(via Flickr/IndofunkSatish)

Woman wins $6 million judgment against "Girls Gone Wild"

A St. Louis judge in has awarded nearly $5.77 million to a woman who sued the makers of the "Girls Gone Wild" videos for using an image of her bare breasts without her consent.

The St. Louis Post-Dispatch reports the verdict from Judge John Garvey came down in March, after no one showed up for the defense.

Tamara Favazza was 20 years old in 2004 when she went to a club on Laclede’s Landing where a crew from Girls Gone Wild was shooting. A promoter for the videos lifted Favazza’s tank top while Favazza was dancing, and the image was included in a Girls Gone Wild video.

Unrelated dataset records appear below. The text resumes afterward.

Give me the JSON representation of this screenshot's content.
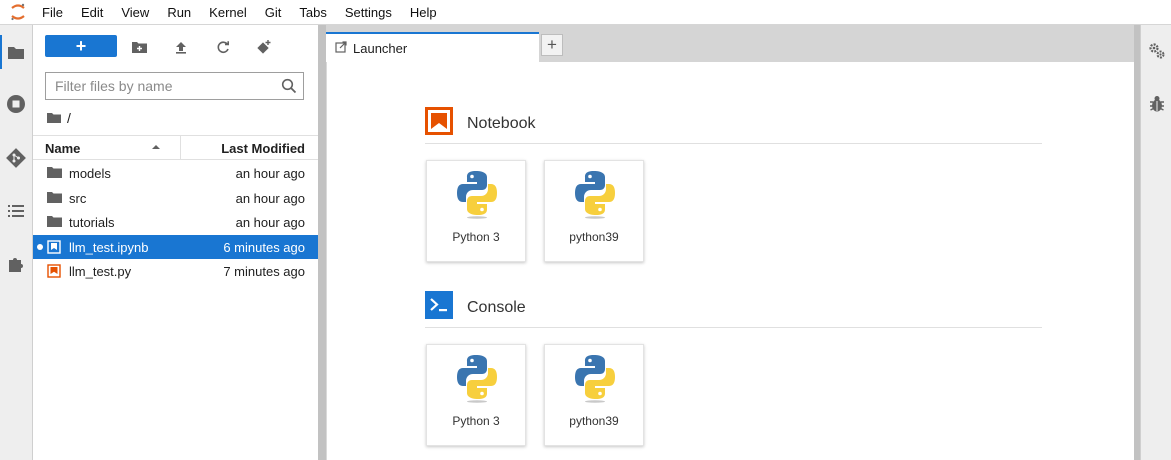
{
  "menu": [
    "File",
    "Edit",
    "View",
    "Run",
    "Kernel",
    "Git",
    "Tabs",
    "Settings",
    "Help"
  ],
  "sidebar_left": {
    "icons": [
      "folder-icon",
      "running-icon",
      "git-icon",
      "table-of-contents-icon",
      "extension-icon"
    ]
  },
  "filebrowser": {
    "new_label": "+",
    "filter_placeholder": "Filter files by name",
    "breadcrumb": "/",
    "columns": {
      "name": "Name",
      "modified": "Last Modified"
    },
    "files": [
      {
        "name": "models",
        "modified": "an hour ago",
        "type": "folder",
        "selected": false,
        "running": false
      },
      {
        "name": "src",
        "modified": "an hour ago",
        "type": "folder",
        "selected": false,
        "running": false
      },
      {
        "name": "tutorials",
        "modified": "an hour ago",
        "type": "folder",
        "selected": false,
        "running": false
      },
      {
        "name": "llm_test.ipynb",
        "modified": "6 minutes ago",
        "type": "notebook",
        "selected": true,
        "running": true
      },
      {
        "name": "llm_test.py",
        "modified": "7 minutes ago",
        "type": "python",
        "selected": false,
        "running": false
      }
    ]
  },
  "tabs": [
    {
      "label": "Launcher",
      "active": true
    }
  ],
  "tab_add_label": "+",
  "launcher": {
    "sections": [
      {
        "title": "Notebook",
        "icon": "notebook-icon",
        "kernels": [
          "Python 3",
          "python39"
        ]
      },
      {
        "title": "Console",
        "icon": "console-icon",
        "kernels": [
          "Python 3",
          "python39"
        ]
      }
    ]
  },
  "sidebar_right": {
    "icons": [
      "property-inspector-icon",
      "debugger-icon"
    ]
  },
  "colors": {
    "accent": "#1976d2",
    "notebook_orange": "#e65100",
    "folder": "#616161"
  }
}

The production company won a jury trial in 2010, arguing that signs at the bar explained how the footage could be used. But a judge overturned that verdict, saying the video showed it was clear Favazza was an unwilling participant.

McCaskill calls opposition to VAWA "puzzling"

Congress is spending part of the week debating the reauthorization of the Violence Against Woman Act - and one Missouri senator wants to know why it's become so controversial.

The Act has been reauthorized twice since 1994. It helps fund shelter and legal services for victims of sexual assault and domestic violence. But this renewal is running into the buzz saw of election year politics.

"It's very hard to figure out," said Missouri Democrat Claire McCaskill. "I'm hoping they come to their senses and we can get this bill reauthorized as quickly as possible, because there really are lives at stake."

A new version of the bill sponsored by Senate Democrats would expand VAWA's protections to gays and lesbians, make temporary visas more available to illegal immigrants who have been beaten, and provide more assistance to native American women.

Dates set for Blues/Kings series

We now know the dates, although not the times, for the first four games of the NHL Western Conference semifinals matchup between the St. Louis Blues and the Los Angeles Kings.

Game 1 is Saturday, April 28 and game 2 is Monday, April 30, both at the Scottrade Center. The teams then have two days off before game 3 on May 3 in Los Angeles and another two days off before game 4, also at the Staples Center, on May 6.

Games 5-7 will be scheduled if needed. Two of three would be played in St. Louis.

Ill. judge strikes down internet sales tax law

A judge in Cook County has ruled against an Illinois state law that requires internet companies to collect sales taxes on all transactions with Illinois customers.

The law approved in 2011 was an attempt to level the playing ground between bricks-and-mortar and online stores. People are supposed to pay sales tax on Internet purchases, either at the time of purchase or later on their income tax forms - but rarely do. Stores that had a physical presence e in Illinois were required to collect sales tax on online purchases - the law expanded the definition to include online sites that had affiliates in Illinois.

Yesterday's ruling by Judge Robert Lopez Cepero called that definition of presence too broad. He also ruled that the law cannot be enforced because of a federal moratorium on Internet taxes that's in place until 2014.

The state’s Department of Revenue says it is reviewing appeal options. And the Illinois Retail Merchants Association released a statement calling on Congress to act nationally on the issue.

Rachel is the justice correspondent at St. Louis Public Radio.